## Data for review

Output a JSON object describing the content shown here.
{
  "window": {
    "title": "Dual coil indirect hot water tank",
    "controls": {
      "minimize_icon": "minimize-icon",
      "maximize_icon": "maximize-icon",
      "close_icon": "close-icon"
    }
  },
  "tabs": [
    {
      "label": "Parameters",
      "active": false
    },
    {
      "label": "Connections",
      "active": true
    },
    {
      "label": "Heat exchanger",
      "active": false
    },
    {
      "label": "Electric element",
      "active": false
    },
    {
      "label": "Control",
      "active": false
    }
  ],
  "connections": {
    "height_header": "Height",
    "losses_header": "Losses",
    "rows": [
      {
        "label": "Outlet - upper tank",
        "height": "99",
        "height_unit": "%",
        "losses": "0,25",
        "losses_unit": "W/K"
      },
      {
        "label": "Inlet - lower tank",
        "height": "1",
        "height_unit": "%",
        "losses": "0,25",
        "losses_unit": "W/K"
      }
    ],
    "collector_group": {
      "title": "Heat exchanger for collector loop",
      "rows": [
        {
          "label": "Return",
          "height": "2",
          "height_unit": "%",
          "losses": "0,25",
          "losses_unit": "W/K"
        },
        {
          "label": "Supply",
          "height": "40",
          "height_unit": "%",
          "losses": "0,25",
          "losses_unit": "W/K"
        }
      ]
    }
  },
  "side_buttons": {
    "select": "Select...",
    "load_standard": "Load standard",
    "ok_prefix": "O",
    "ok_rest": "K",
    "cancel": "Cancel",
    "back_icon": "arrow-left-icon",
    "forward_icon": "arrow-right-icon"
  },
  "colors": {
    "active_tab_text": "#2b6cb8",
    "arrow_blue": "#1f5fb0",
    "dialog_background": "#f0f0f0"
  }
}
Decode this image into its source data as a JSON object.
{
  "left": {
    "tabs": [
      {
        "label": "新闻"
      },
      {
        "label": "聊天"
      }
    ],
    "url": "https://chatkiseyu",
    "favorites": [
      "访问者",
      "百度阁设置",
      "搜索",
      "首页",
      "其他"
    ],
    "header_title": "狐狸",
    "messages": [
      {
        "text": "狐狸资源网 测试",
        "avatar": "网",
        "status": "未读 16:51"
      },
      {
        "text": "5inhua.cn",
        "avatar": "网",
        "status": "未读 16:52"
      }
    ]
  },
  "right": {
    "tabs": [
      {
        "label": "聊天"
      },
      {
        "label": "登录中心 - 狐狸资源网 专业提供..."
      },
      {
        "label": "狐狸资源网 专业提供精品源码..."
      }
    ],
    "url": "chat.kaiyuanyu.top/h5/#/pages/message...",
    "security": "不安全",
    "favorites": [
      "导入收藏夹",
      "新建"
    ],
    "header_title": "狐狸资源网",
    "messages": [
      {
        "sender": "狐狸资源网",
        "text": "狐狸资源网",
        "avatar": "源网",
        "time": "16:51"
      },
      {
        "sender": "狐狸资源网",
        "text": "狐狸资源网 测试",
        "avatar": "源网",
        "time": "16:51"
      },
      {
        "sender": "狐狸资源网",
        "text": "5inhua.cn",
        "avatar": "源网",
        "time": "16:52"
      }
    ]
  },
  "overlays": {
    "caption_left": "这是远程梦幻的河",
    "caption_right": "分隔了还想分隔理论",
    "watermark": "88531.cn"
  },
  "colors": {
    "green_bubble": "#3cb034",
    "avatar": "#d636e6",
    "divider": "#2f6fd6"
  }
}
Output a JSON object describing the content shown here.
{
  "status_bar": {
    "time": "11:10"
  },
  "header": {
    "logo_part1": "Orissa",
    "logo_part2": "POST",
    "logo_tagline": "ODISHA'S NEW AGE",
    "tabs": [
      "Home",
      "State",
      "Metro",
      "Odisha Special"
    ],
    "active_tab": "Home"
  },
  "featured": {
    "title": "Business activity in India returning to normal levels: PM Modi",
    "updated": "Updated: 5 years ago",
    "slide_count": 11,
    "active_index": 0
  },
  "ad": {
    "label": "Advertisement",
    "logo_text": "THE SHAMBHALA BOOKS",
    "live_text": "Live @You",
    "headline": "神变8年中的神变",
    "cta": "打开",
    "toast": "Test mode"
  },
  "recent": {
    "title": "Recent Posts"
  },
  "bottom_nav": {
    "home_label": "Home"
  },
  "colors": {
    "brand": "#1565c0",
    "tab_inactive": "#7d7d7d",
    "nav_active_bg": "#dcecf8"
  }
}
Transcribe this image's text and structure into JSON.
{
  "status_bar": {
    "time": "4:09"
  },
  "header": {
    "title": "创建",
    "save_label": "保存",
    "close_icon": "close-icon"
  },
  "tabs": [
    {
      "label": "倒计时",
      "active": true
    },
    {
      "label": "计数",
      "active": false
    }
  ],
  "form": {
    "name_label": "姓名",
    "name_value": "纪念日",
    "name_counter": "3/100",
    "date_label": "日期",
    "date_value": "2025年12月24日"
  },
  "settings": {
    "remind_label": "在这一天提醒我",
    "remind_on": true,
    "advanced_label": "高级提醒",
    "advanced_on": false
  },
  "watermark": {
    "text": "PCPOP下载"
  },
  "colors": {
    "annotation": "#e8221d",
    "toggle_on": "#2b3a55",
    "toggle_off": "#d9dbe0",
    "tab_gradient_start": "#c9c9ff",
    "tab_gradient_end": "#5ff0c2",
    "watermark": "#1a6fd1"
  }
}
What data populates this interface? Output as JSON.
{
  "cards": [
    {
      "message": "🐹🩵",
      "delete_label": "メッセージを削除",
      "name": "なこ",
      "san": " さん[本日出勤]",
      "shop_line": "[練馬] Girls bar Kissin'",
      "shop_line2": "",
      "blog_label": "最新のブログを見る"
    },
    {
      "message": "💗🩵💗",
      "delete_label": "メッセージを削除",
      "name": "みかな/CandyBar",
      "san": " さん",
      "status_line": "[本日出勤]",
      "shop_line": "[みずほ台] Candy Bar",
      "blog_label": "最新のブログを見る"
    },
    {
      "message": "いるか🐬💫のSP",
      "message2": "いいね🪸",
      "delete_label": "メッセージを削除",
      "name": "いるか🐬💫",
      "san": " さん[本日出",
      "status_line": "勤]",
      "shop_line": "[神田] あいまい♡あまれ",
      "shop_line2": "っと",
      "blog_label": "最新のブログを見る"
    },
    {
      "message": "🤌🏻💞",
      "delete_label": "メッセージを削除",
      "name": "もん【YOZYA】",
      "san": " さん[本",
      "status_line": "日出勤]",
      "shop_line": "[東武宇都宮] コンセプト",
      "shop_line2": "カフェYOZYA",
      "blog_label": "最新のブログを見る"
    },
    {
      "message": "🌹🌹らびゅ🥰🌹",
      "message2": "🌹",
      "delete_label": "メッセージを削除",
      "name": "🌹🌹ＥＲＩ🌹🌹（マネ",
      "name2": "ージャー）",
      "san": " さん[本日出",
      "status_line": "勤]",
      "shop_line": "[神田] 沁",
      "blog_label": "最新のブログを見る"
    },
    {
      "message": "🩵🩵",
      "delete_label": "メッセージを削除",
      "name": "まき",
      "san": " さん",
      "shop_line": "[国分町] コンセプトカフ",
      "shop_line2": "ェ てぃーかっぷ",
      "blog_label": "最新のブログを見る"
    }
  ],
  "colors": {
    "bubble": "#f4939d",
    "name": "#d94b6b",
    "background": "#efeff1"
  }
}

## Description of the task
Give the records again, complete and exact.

## Solution to this exercise
Output a JSON object describing the content shown here.
{
  "window": {
    "title": "Dual coil indirect hot water tank",
    "controls": {
      "minimize_icon": "minimize-icon",
      "maximize_icon": "maximize-icon",
      "close_icon": "close-icon"
    }
  },
  "tabs": [
    {
      "label": "Parameters",
      "active": false
    },
    {
      "label": "Connections",
      "active": true
    },
    {
      "label": "Heat exchanger",
      "active": false
    },
    {
      "label": "Electric element",
      "active": false
    },
    {
      "label": "Control",
      "active": false
    }
  ],
  "connections": {
    "height_header": "Height",
    "losses_header": "Losses",
    "rows": [
      {
        "label": "Outlet - upper tank",
        "height": "99",
        "height_unit": "%",
        "losses": "0,25",
        "losses_unit": "W/K"
      },
      {
        "label": "Inlet - lower tank",
        "height": "1",
        "height_unit": "%",
        "losses": "0,25",
        "losses_unit": "W/K"
      }
    ],
    "collector_group": {
      "title": "Heat exchanger for collector loop",
      "rows": [
        {
          "label": "Return",
          "height": "2",
          "height_unit": "%",
          "losses": "0,25",
          "losses_unit": "W/K"
        },
        {
          "label": "Supply",
          "height": "40",
          "height_unit": "%",
          "losses": "0,25",
          "losses_unit": "W/K"
        }
      ]
    }
  },
  "side_buttons": {
    "select": "Select...",
    "load_standard": "Load standard",
    "ok_prefix": "O",
    "ok_rest": "K",
    "cancel": "Cancel",
    "back_icon": "arrow-left-icon",
    "forward_icon": "arrow-right-icon"
  },
  "colors": {
    "active_tab_text": "#2b6cb8",
    "arrow_blue": "#1f5fb0",
    "dialog_background": "#f0f0f0"
  }
}
Decode this image into its source data as a JSON object.
{
  "left": {
    "tabs": [
      {
        "label": "新闻"
      },
      {
        "label": "聊天"
      }
    ],
    "url": "https://chatkiseyu",
    "favorites": [
      "访问者",
      "百度阁设置",
      "搜索",
      "首页",
      "其他"
    ],
    "header_title": "狐狸",
    "messages": [
      {
        "text": "狐狸资源网 测试",
        "avatar": "网",
        "status": "未读 16:51"
      },
      {
        "text": "5inhua.cn",
        "avatar": "网",
        "status": "未读 16:52"
      }
    ]
  },
  "right": {
    "tabs": [
      {
        "label": "聊天"
      },
      {
        "label": "登录中心 - 狐狸资源网 专业提供..."
      },
      {
        "label": "狐狸资源网 专业提供精品源码..."
      }
    ],
    "url": "chat.kaiyuanyu.top/h5/#/pages/message...",
    "security": "不安全",
    "favorites": [
      "导入收藏夹",
      "新建"
    ],
    "header_title": "狐狸资源网",
    "messages": [
      {
        "sender": "狐狸资源网",
        "text": "狐狸资源网",
        "avatar": "源网",
        "time": "16:51"
      },
      {
        "sender": "狐狸资源网",
        "text": "狐狸资源网 测试",
        "avatar": "源网",
        "time": "16:51"
      },
      {
        "sender": "狐狸资源网",
        "text": "5inhua.cn",
        "avatar": "源网",
        "time": "16:52"
      }
    ]
  },
  "overlays": {
    "caption_left": "这是远程梦幻的河",
    "caption_right": "分隔了还想分隔理论",
    "watermark": "88531.cn"
  },
  "colors": {
    "green_bubble": "#3cb034",
    "avatar": "#d636e6",
    "divider": "#2f6fd6"
  }
}
Output a JSON object describing the content shown here.
{
  "status_bar": {
    "time": "11:10"
  },
  "header": {
    "logo_part1": "Orissa",
    "logo_part2": "POST",
    "logo_tagline": "ODISHA'S NEW AGE",
    "tabs": [
      "Home",
      "State",
      "Metro",
      "Odisha Special"
    ],
    "active_tab": "Home"
  },
  "featured": {
    "title": "Business activity in India returning to normal levels: PM Modi",
    "updated": "Updated: 5 years ago",
    "slide_count": 11,
    "active_index": 0
  },
  "ad": {
    "label": "Advertisement",
    "logo_text": "THE SHAMBHALA BOOKS",
    "live_text": "Live @You",
    "headline": "神变8年中的神变",
    "cta": "打开",
    "toast": "Test mode"
  },
  "recent": {
    "title": "Recent Posts"
  },
  "bottom_nav": {
    "home_label": "Home"
  },
  "colors": {
    "brand": "#1565c0",
    "tab_inactive": "#7d7d7d",
    "nav_active_bg": "#dcecf8"
  }
}
Transcribe this image's text and structure into JSON.
{
  "status_bar": {
    "time": "4:09"
  },
  "header": {
    "title": "创建",
    "save_label": "保存",
    "close_icon": "close-icon"
  },
  "tabs": [
    {
      "label": "倒计时",
      "active": true
    },
    {
      "label": "计数",
      "active": false
    }
  ],
  "form": {
    "name_label": "姓名",
    "name_value": "纪念日",
    "name_counter": "3/100",
    "date_label": "日期",
    "date_value": "2025年12月24日"
  },
  "settings": {
    "remind_label": "在这一天提醒我",
    "remind_on": true,
    "advanced_label": "高级提醒",
    "advanced_on": false
  },
  "watermark": {
    "text": "PCPOP下载"
  },
  "colors": {
    "annotation": "#e8221d",
    "toggle_on": "#2b3a55",
    "toggle_off": "#d9dbe0",
    "tab_gradient_start": "#c9c9ff",
    "tab_gradient_end": "#5ff0c2",
    "watermark": "#1a6fd1"
  }
}
What data populates this interface? Output as JSON.
{
  "cards": [
    {
      "message": "🐹🩵",
      "delete_label": "メッセージを削除",
      "name": "なこ",
      "san": " さん[本日出勤]",
      "shop_line": "[練馬] Girls bar Kissin'",
      "shop_line2": "",
      "blog_label": "最新のブログを見る"
    },
    {
      "message": "💗🩵💗",
      "delete_label": "メッセージを削除",
      "name": "みかな/CandyBar",
      "san": " さん",
      "status_line": "[本日出勤]",
      "shop_line": "[みずほ台] Candy Bar",
      "blog_label": "最新のブログを見る"
    },
    {
      "message": "いるか🐬💫のSP",
      "message2": "いいね🪸",
      "delete_label": "メッセージを削除",
      "name": "いるか🐬💫",
      "san": " さん[本日出",
      "status_line": "勤]",
      "shop_line": "[神田] あいまい♡あまれ",
      "shop_line2": "っと",
      "blog_label": "最新のブログを見る"
    },
    {
      "message": "🤌🏻💞",
      "delete_label": "メッセージを削除",
      "name": "もん【YOZYA】",
      "san": " さん[本",
      "status_line": "日出勤]",
      "shop_line": "[東武宇都宮] コンセプト",
      "shop_line2": "カフェYOZYA",
      "blog_label": "最新のブログを見る"
    },
    {
      "message": "🌹🌹らびゅ🥰🌹",
      "message2": "🌹",
      "delete_label": "メッセージを削除",
      "name": "🌹🌹ＥＲＩ🌹🌹（マネ",
      "name2": "ージャー）",
      "san": " さん[本日出",
      "status_line": "勤]",
      "shop_line": "[神田] 沁",
      "blog_label": "最新のブログを見る"
    },
    {
      "message": "🩵🩵",
      "delete_label": "メッセージを削除",
      "name": "まき",
      "san": " さん",
      "shop_line": "[国分町] コンセプトカフ",
      "shop_line2": "ェ てぃーかっぷ",
      "blog_label": "最新のブログを見る"
    }
  ],
  "colors": {
    "bubble": "#f4939d",
    "name": "#d94b6b",
    "background": "#efeff1"
  }
}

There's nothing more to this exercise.